No protection will be perfect and companies often discover their preferred and customary method of technology protection is not available to them in particular emerging market countries:

  • Patent protection is often not available because many countries require patents be filed within a year or two of the patent having been filed elsewhere.
  • Copyright protection is often not effective for easily copied digital media.

Faced with this, many foreign companies simply give up and operate in emerging market countries with no protection at all. This virtually always leads to disaster. The correct approach is to work to find an alternative form of protection. This can be achieved in many ways, including the following:

  • Licensing agreements;
  • Secrecy and non-use agreements;
  • Technical controls, such as encryption; and
  • Direct manufacture rather than OEM or joint venture.

Many foreign businesses think emerging market countries have no “real” IP laws and companies in emerging market countries do not file lawsuits. Not true. Local companies are often quite adept at using their home-country IP system to their own benefit, by employing the following tactics:

  • If a foreign company fails to register its intellectual property in their country, they will register the IP in their own name. In this way, the local company can cut the foreign company out of the market. This happens regularly with trademarks, patents, and commercial copyrights.
  • Many companies mistakenly believe the emerging market country in which they do business does not have a developed IP protection system and so they do not adequately investigate to ensure they are not infringing the rights of others in their operations in that emerging market country. When the company hires a contractor to perform services or engages in cooperative design or manufacturing operations with a local company it often learns later that it has infringed on the IP of another. The resulting damages can be significant.
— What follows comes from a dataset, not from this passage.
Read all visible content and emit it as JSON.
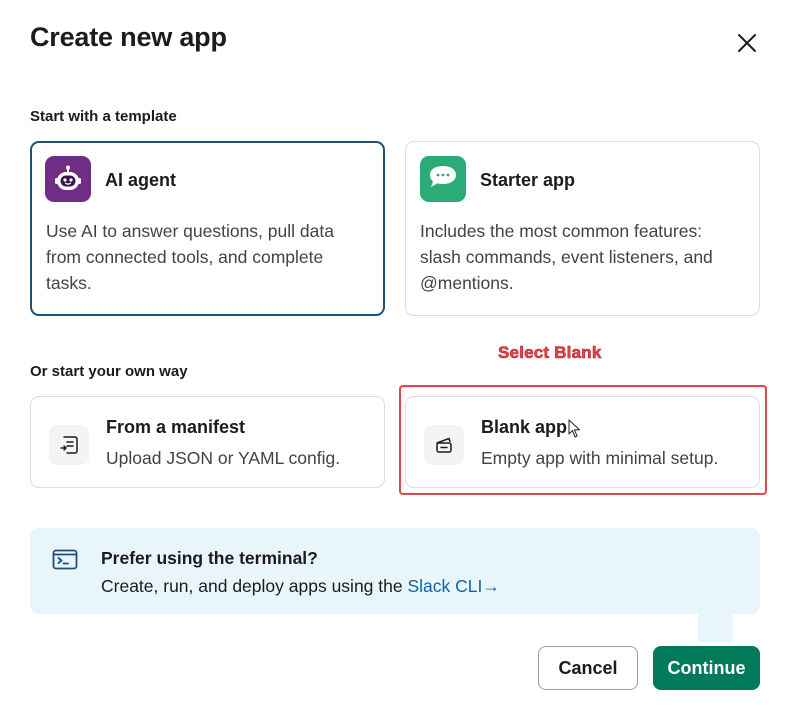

For how this can play out on the trademark front, check out this article regarding Tesla.

Though the quality of IP protection is all over the map, there is IP protection in emerging market countries and if you are going to be doing business in or with such a country, it behooves you to figure out how best to protect your intangible assets/IP before you do so.